The Standard Oil sent our family back to Honolulu in 1947 when I was in ninth grade. My father took frequent trips to learn what Far Eastern business could be salvaged in the aftermath of World War II.
Honolulu had not yet turned into the Miami of the Pacific with skyscrapers that blotted out Waikiki Beach as in the photo above. In 1947, only three hotels rose in splendor on Waikiki—the Moana, the Halekulani, and the pink-faced Royal Hawaiian. Sweet-smelling plumeria and colorful hibiscus flowers permeated the air. We lounged on the beach and watched the surfers stand like statues as they rode their boards to shore.
I didn’t learn to surf, but did study ukulele. As a high schooler, I had to wear shoes each day to Punahou School. For phys ed, I had a choice of hula or basketball. I chose hula and expended my energies trying to perfect the hip movements.

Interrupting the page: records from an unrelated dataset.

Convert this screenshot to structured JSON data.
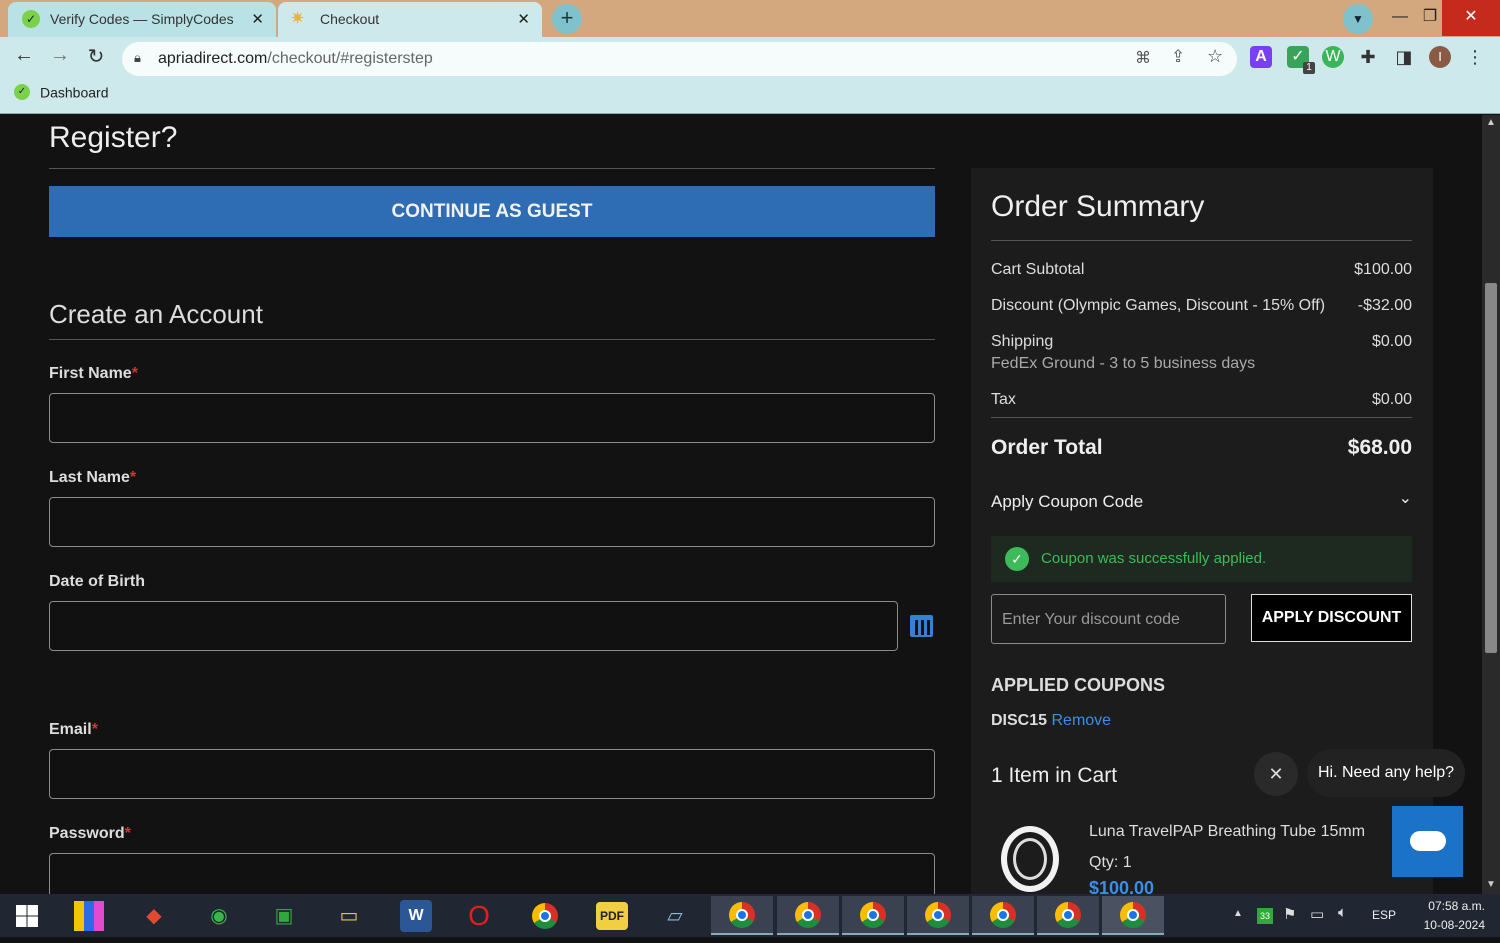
{
  "browser": {
    "tabs": [
      {
        "title": "Verify Codes — SimplyCodes",
        "icon": "simplycodes-icon"
      },
      {
        "title": "Checkout",
        "icon": "sun-icon"
      }
    ],
    "url_host": "apriadirect.com",
    "url_path": "/checkout/#registerstep",
    "bookmark": "Dashboard",
    "profile_initial": "I",
    "ext_badge": "1"
  },
  "page": {
    "register_heading": "Register?",
    "guest_button": "CONTINUE AS GUEST",
    "create_heading": "Create an Account",
    "first_name_label": "First Name",
    "last_name_label": "Last Name",
    "dob_label": "Date of Birth",
    "email_label": "Email",
    "password_label": "Password",
    "required_mark": "*"
  },
  "summary": {
    "title": "Order Summary",
    "subtotal_label": "Cart Subtotal",
    "subtotal_value": "$100.00",
    "discount_label": "Discount (Olympic Games, Discount - 15% Off)",
    "discount_value": "-$32.00",
    "shipping_label": "Shipping",
    "shipping_value": "$0.00",
    "shipping_method": "FedEx Ground - 3 to 5 business days",
    "tax_label": "Tax",
    "tax_value": "$0.00",
    "total_label": "Order Total",
    "total_value": "$68.00",
    "coupon_toggle": "Apply Coupon Code",
    "coupon_success": "Coupon was successfully applied.",
    "coupon_placeholder": "Enter Your discount code",
    "apply_button": "APPLY DISCOUNT",
    "applied_heading": "APPLIED COUPONS",
    "applied_code": "DISC15",
    "remove_link": "Remove",
    "items_heading": "1 Item in Cart",
    "product_name": "Luna TravelPAP Breathing Tube 15mm",
    "product_qty": "Qty: 1",
    "product_price": "$100.00"
  },
  "chat": {
    "bubble": "Hi. Need any help?"
  },
  "taskbar": {
    "tray_badge": "33",
    "language": "ESP",
    "time": "07:58 a.m.",
    "date": "10-08-2024"
  },
  "colors": {
    "guest_button_bg": "#2e6db4",
    "success_green": "#3dba5a",
    "link_blue": "#3a8ee6",
    "chat_blue": "#1a73c8"
  }
}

Did I love this paradise? No. I missed my friends in New York. Awkward and shy, I was not invited into the cool cliques. Instead I connected with the Navy kids from the Makalapa Base on the other side of the island of Oahu. My mother drove me out for lunch and a swim, but not so often that my hair turned green as the local childrens did from whatever chlorine mixture they used in their swimming pool.
I’ve never wanted to go back. I like remembering Honolulu with those three hotels on Waikiki .